Because I knew I was going to be out of town all week, I finished the sermon well before last Tuesday’s earthquake in Haiti. But at 5:00 on Sunday morning I was up having coffee, adding these paragraphs at the end:
This morning I’m thinking about the people of Haiti, the poorest country in the Western Hemisphere. For so long now it seems that the only abundance they have known is an abundance of trouble. After Tuesday’s earthquake a journalist said, “I was here during the 2008 hurricanes that left thousands dead and thousands and thousands homeless, and that felt like the Apocalypse.
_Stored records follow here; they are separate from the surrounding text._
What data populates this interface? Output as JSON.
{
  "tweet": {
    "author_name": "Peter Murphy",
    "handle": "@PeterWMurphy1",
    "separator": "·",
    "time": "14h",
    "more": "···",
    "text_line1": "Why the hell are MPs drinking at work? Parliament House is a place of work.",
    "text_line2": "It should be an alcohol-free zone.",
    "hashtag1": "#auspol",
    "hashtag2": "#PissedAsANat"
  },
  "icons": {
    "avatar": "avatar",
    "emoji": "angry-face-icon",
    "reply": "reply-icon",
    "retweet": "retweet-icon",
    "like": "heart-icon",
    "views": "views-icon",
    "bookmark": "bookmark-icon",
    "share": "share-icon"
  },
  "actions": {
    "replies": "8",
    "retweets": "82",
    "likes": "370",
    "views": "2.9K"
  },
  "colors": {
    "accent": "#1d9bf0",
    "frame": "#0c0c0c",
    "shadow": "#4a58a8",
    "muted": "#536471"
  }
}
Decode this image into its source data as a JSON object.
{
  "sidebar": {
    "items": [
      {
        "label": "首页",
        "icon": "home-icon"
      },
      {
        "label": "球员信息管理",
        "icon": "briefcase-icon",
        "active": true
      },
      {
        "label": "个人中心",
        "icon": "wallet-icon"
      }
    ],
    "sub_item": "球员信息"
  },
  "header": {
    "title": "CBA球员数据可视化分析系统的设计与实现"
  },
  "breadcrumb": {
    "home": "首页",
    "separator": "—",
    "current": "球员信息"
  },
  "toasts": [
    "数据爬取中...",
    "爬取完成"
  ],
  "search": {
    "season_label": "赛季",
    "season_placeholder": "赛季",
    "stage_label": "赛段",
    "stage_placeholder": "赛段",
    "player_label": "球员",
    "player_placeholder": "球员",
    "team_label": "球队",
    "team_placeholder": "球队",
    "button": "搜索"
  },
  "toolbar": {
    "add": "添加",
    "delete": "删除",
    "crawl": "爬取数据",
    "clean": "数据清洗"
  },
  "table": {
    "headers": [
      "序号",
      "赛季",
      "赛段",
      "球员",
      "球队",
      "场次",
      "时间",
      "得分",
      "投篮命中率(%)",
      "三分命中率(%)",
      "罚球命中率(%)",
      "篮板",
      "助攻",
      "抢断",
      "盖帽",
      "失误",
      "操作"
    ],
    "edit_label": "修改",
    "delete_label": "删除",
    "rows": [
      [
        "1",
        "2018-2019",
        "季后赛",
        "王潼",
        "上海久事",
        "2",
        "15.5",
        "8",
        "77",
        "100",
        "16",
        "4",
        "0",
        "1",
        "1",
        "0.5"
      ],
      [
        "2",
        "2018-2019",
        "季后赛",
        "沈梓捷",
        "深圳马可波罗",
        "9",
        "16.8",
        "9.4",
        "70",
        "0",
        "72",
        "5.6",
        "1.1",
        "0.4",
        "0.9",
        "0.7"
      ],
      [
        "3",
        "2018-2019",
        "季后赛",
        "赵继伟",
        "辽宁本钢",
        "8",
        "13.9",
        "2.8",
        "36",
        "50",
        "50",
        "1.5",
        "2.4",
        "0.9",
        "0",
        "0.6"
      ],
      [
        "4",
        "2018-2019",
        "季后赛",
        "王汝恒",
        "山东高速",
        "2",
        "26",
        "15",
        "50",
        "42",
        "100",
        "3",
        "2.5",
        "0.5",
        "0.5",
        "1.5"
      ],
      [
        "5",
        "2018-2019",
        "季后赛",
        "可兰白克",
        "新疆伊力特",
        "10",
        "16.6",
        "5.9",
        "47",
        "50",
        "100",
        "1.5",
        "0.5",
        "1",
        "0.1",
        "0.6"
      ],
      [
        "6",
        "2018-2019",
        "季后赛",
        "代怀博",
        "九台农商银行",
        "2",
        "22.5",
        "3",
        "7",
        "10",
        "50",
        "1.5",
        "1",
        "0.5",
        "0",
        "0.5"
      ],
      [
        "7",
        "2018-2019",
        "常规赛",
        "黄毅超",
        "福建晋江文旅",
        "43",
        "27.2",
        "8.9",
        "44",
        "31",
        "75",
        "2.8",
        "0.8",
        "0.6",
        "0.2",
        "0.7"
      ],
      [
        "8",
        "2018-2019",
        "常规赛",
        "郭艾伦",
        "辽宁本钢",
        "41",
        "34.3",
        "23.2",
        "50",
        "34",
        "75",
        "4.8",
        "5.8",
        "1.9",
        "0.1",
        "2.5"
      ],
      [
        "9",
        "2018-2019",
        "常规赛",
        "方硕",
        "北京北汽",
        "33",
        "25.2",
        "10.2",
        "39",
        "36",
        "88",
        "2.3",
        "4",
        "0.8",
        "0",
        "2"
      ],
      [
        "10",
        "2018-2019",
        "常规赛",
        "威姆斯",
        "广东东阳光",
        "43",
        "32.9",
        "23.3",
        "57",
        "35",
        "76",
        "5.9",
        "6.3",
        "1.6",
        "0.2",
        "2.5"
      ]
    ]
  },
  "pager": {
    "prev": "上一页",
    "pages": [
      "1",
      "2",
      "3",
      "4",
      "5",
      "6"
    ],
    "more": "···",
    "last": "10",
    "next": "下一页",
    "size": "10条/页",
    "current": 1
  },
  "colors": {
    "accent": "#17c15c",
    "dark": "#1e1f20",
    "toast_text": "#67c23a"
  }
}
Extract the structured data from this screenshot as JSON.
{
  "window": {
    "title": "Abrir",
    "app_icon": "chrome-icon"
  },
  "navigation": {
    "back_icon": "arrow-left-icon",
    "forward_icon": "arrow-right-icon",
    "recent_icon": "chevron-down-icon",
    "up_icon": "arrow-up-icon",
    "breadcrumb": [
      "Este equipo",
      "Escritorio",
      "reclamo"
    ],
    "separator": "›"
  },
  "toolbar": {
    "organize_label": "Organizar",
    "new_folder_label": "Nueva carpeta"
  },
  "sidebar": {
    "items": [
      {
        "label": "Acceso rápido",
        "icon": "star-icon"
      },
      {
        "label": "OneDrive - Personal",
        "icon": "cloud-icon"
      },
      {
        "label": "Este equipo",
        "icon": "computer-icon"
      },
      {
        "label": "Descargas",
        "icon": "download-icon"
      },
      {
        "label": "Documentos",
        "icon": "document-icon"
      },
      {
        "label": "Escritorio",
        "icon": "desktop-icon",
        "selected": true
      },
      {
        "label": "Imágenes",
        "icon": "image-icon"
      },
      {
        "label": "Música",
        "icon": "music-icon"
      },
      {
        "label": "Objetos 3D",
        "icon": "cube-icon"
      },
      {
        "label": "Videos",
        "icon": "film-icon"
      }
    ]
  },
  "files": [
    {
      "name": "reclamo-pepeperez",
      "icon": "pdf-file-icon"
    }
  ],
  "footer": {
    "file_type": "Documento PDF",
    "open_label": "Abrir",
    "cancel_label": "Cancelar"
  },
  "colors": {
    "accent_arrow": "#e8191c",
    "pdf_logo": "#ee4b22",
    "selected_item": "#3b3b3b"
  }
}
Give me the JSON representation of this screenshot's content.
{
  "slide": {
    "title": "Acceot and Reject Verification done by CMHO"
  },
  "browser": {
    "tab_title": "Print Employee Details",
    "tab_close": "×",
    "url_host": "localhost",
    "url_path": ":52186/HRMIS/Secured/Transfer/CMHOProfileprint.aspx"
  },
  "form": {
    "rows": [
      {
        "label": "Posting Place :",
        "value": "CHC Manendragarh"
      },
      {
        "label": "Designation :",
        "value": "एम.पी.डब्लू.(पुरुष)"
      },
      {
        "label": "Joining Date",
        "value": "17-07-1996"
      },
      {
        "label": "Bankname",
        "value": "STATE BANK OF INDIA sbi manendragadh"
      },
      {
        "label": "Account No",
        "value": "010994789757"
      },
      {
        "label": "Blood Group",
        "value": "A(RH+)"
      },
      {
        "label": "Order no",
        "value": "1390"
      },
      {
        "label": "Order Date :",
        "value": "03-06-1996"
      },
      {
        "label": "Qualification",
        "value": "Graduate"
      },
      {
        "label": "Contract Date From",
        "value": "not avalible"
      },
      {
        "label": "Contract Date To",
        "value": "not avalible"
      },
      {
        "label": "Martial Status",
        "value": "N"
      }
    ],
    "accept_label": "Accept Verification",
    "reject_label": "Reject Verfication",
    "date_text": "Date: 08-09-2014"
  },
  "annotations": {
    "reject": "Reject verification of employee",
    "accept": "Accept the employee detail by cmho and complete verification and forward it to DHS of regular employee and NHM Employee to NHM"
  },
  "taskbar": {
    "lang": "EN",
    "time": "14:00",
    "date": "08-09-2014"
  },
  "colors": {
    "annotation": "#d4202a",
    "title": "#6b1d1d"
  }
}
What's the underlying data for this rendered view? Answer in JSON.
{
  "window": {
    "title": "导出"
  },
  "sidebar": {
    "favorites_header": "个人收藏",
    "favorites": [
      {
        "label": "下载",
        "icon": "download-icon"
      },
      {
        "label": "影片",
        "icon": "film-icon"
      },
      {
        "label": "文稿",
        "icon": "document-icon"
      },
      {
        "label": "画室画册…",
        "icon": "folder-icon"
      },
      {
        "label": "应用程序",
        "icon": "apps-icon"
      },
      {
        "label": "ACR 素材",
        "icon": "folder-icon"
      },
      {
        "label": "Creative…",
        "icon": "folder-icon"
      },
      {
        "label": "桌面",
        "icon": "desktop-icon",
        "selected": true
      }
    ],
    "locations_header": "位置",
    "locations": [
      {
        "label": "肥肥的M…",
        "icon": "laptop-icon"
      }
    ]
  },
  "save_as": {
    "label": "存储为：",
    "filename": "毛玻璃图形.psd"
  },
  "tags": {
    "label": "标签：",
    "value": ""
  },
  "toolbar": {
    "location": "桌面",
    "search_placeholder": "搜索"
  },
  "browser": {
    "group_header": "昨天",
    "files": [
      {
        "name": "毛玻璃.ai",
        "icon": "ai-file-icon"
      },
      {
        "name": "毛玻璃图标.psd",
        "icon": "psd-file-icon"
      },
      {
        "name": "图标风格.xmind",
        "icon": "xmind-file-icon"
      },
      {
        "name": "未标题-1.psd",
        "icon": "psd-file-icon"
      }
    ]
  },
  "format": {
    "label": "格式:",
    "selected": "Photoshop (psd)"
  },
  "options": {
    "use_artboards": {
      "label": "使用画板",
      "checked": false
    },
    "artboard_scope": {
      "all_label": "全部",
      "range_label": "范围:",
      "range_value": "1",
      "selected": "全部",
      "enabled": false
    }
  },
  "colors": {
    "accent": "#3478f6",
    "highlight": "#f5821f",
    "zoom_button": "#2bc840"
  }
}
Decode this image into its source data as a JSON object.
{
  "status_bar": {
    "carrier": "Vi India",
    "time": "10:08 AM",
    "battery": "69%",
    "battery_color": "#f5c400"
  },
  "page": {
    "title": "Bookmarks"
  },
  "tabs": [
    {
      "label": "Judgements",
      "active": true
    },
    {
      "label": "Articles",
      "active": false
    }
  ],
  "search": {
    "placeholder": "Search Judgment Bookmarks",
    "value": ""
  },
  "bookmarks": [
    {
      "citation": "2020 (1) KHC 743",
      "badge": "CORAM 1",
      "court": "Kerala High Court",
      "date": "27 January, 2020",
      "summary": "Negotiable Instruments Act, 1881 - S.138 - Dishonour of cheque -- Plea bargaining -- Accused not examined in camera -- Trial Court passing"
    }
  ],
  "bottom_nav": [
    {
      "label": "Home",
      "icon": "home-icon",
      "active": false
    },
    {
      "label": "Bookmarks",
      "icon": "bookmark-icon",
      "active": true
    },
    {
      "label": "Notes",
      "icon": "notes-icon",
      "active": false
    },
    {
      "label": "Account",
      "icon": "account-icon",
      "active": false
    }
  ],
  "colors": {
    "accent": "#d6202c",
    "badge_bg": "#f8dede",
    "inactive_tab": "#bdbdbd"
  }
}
But that pales in comparison to this.” In the aftermath of this horrific tragedy the Rev. Pat Robertson has suggested that the Haitians are cursed because of a pact their ancestors supposedly made with the Devil two centuries ago. “Ever since,” he said, “they have been cursed by one thing after the other.” Although he didn’t go so far as to say that this earthquake was God’s wrath poured out on the people of Haiti what else could they infer? Robertson subscribes to a kind of Old Testament theology that makes every act an act of God, good or bad. If San Francisco fell into the ocean this afternoon, he would be on television tomorrow, telling us why. But I hope the people of Haiti will won’t look at things the way he does. I hope they can understand as we do that bad things happen to good people, sometimes to the best people we know, and for no apparent reason. When Jesus’ disciples asked him, “Who sinned, this man or his parents, that he was born blind?” Jesus said, “It wasn’t this man or his parents. It was so the works of God could be seen” (John 9:3).
I hope that’s what happens in Haiti. I hope those people can understand that earthquakes happen not because God is angry, but because the living earth is still shifting and moving. I hope they will see this one for the natural disaster that it is, but see in our response to this disaster the “works of God.” As rescue workers come from this country and others, as relief flows into the ruined city of Port-au-Prince, as it comes with an abundance unlike anything the Haitians have ever witnessed may they see it as a sign—not a sign of God’s judgment, but of God’s grace. May they sense that the door between heaven and earth has been opened just a crack, and may they see light seeping in around the edges.